## Problem description
Beginning with the line where "Enumerate this screenshot's" appears, set down each line exactly until the records below end, and omit the pictures.

## Input data
****
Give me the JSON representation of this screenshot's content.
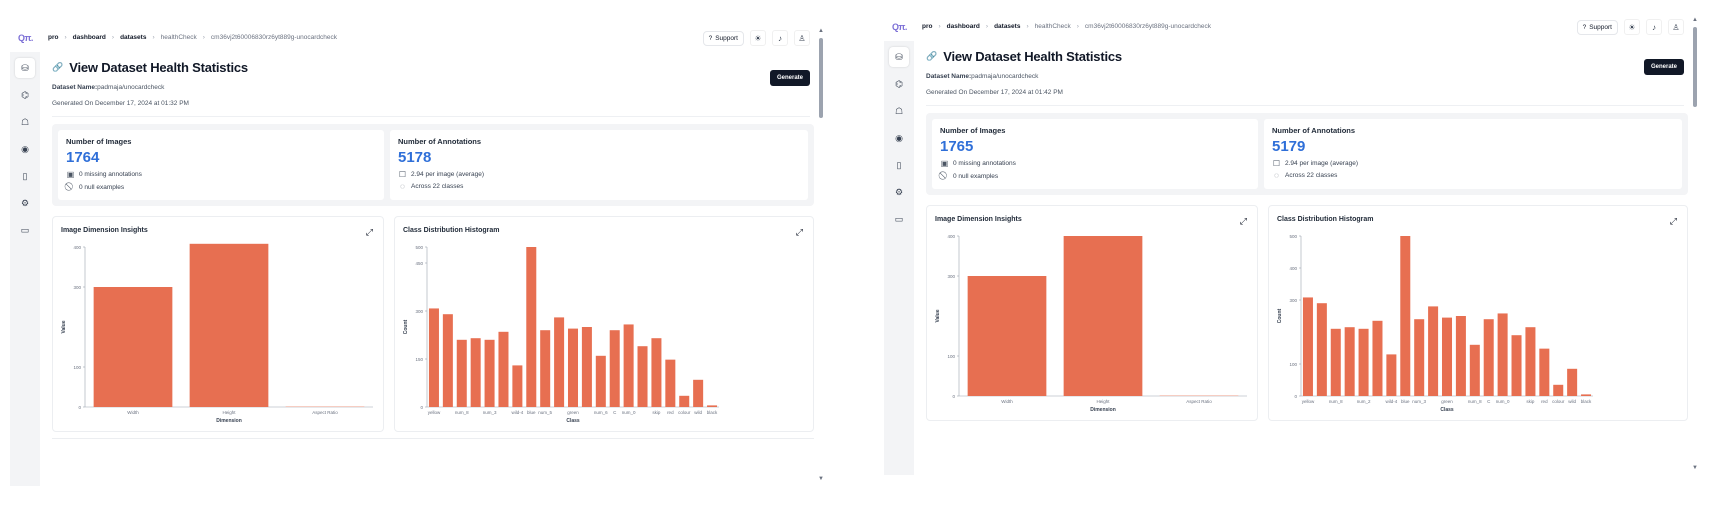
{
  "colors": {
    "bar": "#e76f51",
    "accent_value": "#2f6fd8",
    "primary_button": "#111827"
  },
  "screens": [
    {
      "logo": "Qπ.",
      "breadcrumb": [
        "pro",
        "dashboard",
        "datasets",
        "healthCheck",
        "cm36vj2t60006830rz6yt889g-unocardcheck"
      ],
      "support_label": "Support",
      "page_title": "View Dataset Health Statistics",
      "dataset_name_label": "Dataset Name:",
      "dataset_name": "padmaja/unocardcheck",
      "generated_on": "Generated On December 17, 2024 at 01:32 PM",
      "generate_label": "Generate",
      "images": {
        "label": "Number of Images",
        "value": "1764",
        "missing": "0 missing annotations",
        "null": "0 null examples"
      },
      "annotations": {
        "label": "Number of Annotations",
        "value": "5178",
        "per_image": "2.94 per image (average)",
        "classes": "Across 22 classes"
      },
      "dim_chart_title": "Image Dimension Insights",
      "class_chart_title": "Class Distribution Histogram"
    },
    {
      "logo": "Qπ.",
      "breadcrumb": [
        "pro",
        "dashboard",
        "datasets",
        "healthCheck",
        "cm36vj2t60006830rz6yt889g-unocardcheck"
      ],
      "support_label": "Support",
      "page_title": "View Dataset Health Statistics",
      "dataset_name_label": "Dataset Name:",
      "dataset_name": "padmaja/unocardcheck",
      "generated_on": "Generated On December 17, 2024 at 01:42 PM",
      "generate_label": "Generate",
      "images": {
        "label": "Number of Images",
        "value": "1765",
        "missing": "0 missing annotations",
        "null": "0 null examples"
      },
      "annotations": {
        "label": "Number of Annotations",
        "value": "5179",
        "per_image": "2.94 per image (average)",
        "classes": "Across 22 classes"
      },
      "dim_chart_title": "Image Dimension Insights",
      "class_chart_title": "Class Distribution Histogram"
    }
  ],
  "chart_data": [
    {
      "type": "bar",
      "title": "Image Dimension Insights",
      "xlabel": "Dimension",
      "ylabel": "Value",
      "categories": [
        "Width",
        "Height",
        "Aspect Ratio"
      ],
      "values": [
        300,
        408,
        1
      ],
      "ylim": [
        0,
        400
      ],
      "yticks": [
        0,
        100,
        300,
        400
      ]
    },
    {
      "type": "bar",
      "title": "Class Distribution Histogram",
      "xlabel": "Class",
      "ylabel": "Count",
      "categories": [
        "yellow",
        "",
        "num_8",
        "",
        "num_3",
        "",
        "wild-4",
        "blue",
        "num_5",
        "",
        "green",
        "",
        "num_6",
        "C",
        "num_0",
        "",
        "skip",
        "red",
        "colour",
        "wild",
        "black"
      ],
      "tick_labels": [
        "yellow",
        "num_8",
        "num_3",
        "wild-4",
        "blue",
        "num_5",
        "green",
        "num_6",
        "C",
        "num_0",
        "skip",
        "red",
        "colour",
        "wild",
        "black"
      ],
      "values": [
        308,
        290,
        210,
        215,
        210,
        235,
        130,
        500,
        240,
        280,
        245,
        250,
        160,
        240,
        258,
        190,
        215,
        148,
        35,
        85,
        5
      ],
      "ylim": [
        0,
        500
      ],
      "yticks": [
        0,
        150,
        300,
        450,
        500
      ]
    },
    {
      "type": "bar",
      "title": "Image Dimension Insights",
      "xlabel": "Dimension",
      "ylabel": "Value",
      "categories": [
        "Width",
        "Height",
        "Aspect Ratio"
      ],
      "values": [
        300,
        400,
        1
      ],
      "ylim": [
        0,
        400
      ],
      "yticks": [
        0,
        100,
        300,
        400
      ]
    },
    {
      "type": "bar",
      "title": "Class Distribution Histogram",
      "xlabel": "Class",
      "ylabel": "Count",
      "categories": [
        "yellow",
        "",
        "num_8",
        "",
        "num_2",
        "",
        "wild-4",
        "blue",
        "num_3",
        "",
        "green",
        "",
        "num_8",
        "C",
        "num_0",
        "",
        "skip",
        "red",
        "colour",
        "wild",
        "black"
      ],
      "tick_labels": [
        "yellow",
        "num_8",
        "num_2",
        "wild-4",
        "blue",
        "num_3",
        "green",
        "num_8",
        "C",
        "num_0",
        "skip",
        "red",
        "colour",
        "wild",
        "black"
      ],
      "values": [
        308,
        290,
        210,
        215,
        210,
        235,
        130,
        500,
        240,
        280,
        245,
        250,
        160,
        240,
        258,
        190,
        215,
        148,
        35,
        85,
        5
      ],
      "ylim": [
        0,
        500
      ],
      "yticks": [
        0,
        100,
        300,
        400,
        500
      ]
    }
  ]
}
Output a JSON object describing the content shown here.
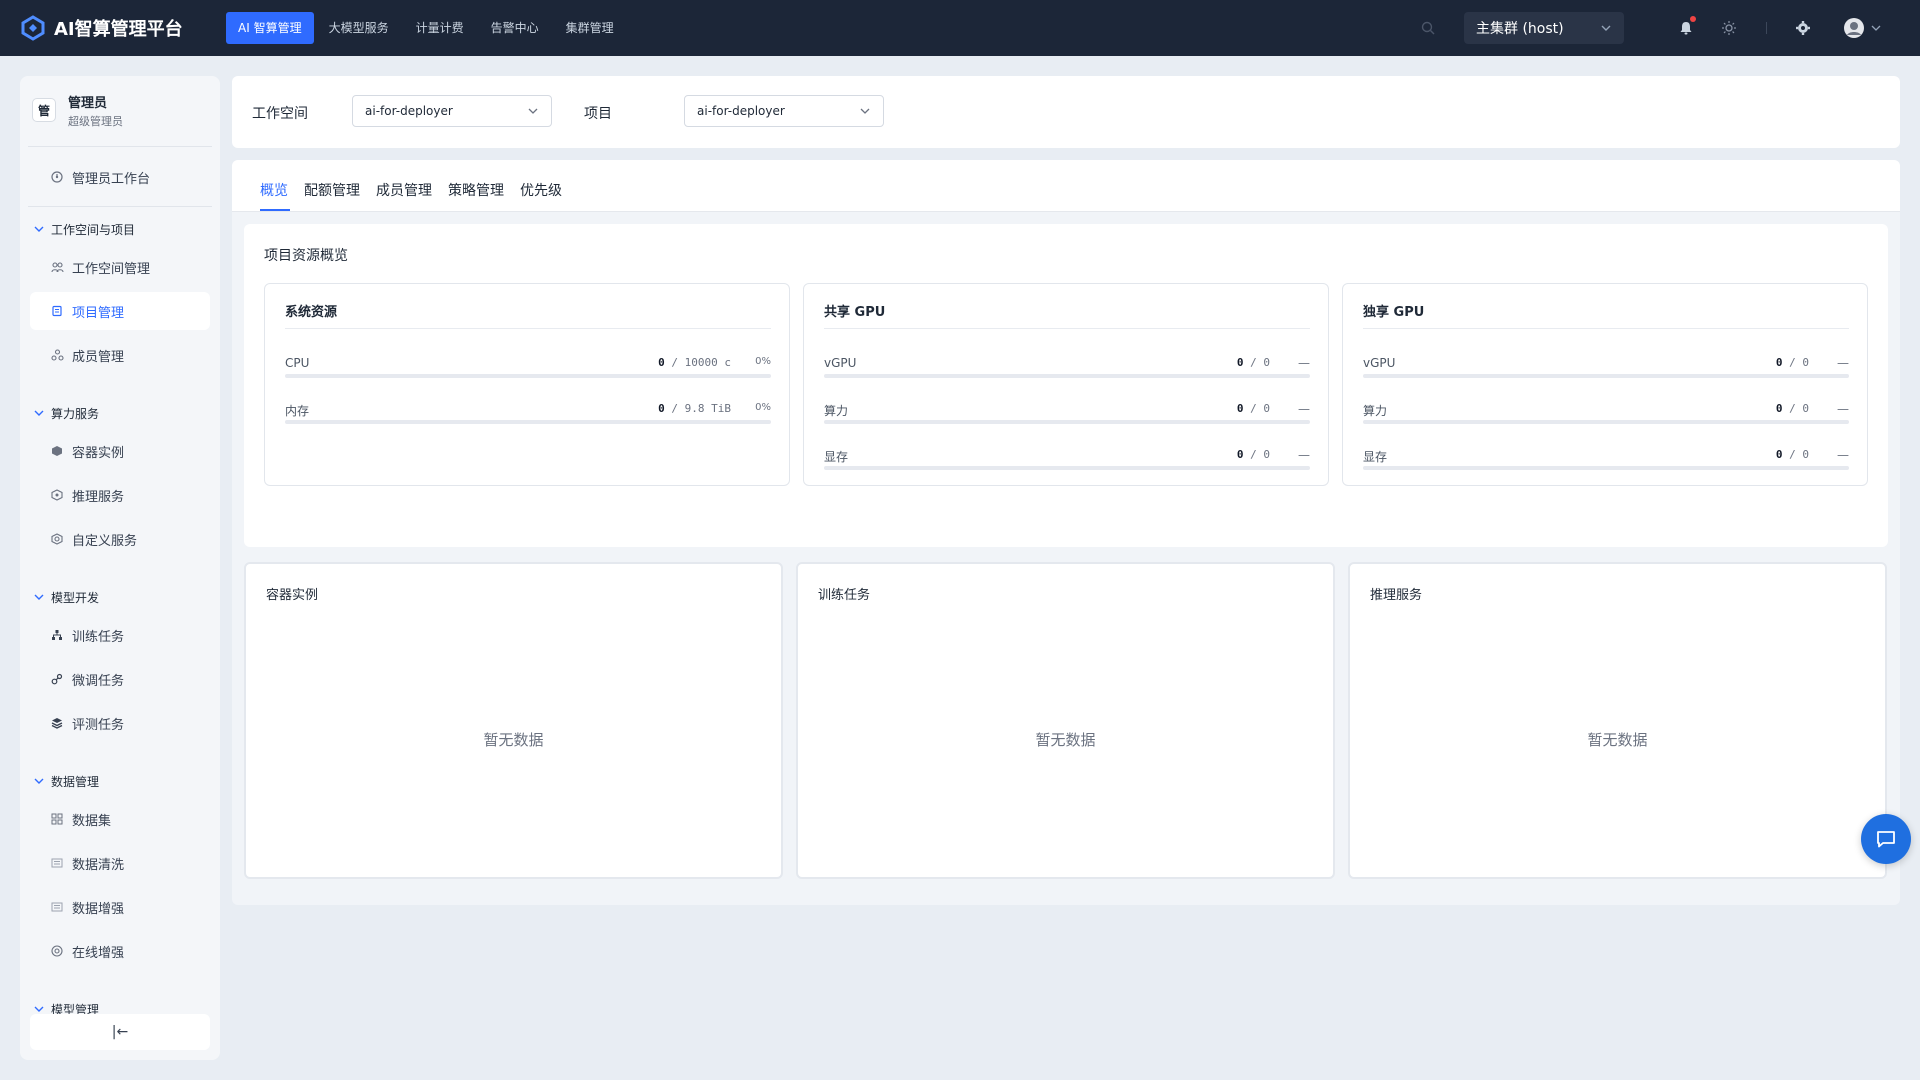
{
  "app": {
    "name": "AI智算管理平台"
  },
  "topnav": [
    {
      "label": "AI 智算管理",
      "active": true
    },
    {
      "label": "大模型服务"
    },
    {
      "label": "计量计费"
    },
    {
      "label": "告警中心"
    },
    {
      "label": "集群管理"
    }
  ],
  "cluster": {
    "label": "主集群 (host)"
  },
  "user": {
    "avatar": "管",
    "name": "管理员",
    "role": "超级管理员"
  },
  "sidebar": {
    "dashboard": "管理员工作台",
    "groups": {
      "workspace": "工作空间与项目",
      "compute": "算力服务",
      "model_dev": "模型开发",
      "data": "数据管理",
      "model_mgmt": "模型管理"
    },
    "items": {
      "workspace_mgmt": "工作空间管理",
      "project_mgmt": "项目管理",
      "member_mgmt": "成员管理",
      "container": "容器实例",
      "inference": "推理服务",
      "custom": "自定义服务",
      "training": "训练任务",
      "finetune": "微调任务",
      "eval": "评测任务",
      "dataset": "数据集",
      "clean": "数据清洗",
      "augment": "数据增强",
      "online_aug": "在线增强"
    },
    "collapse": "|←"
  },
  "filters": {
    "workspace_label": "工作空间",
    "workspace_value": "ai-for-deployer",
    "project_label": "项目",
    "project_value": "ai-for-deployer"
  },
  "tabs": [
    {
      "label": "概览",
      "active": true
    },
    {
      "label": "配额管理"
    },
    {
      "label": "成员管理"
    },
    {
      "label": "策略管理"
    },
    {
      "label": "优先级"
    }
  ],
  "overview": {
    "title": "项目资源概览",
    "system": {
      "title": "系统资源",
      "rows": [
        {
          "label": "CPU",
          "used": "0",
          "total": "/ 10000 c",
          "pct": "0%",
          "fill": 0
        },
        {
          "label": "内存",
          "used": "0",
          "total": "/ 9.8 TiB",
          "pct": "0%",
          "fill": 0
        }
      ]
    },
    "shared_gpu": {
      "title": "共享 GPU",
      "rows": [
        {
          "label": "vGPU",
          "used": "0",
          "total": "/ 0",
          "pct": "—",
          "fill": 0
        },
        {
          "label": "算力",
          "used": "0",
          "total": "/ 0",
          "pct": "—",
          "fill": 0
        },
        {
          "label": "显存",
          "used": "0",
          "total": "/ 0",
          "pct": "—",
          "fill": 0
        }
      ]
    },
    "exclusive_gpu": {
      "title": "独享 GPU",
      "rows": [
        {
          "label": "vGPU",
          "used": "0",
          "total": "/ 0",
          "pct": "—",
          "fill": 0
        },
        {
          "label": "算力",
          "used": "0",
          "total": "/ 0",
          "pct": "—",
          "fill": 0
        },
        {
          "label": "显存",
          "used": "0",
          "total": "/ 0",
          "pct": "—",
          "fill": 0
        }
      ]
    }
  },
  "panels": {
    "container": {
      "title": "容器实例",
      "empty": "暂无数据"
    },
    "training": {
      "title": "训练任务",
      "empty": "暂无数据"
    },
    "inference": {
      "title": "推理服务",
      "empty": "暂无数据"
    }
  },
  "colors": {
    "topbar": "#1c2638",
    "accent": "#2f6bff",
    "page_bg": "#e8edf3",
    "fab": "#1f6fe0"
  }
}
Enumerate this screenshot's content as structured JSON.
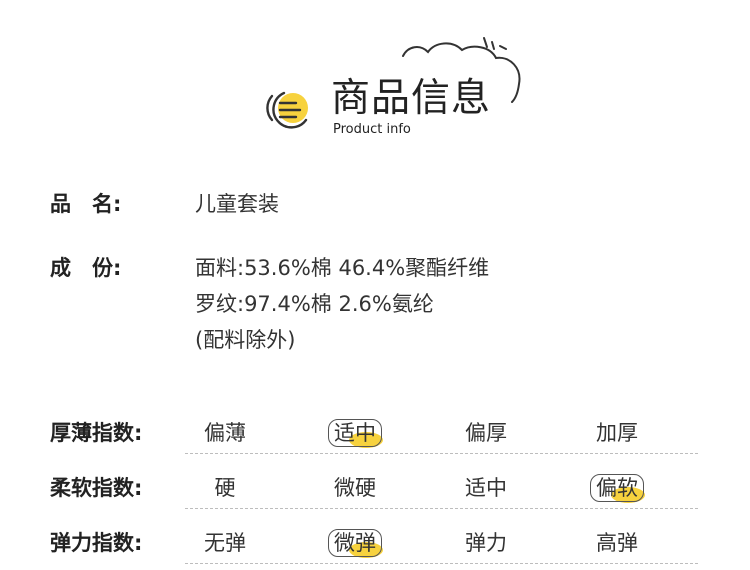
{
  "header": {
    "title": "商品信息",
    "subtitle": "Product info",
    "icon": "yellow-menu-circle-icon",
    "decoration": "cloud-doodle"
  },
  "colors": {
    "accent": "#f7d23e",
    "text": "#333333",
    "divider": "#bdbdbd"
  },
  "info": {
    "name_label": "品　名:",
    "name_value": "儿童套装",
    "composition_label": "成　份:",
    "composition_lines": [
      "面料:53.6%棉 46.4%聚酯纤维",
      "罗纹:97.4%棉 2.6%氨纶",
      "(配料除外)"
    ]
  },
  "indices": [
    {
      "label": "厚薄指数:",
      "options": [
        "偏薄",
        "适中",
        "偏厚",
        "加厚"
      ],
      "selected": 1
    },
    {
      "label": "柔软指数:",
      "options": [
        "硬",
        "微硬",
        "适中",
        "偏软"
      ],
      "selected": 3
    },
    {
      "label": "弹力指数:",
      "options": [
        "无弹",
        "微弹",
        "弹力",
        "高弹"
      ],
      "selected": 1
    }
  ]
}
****
## Result for this task
Enumerate this screenshot's content as structured JSON.
{
  "header": {
    "title": "商品信息",
    "subtitle": "Product info",
    "icon": "yellow-menu-circle-icon",
    "decoration": "cloud-doodle"
  },
  "colors": {
    "accent": "#f7d23e",
    "text": "#333333",
    "divider": "#bdbdbd"
  },
  "info": {
    "name_label": "品　名:",
    "name_value": "儿童套装",
    "composition_label": "成　份:",
    "composition_lines": [
      "面料:53.6%棉 46.4%聚酯纤维",
      "罗纹:97.4%棉 2.6%氨纶",
      "(配料除外)"
    ]
  },
  "indices": [
    {
      "label": "厚薄指数:",
      "options": [
        "偏薄",
        "适中",
        "偏厚",
        "加厚"
      ],
      "selected": 1
    },
    {
      "label": "柔软指数:",
      "options": [
        "硬",
        "微硬",
        "适中",
        "偏软"
      ],
      "selected": 3
    },
    {
      "label": "弹力指数:",
      "options": [
        "无弹",
        "微弹",
        "弹力",
        "高弹"
      ],
      "selected": 1
    }
  ]
}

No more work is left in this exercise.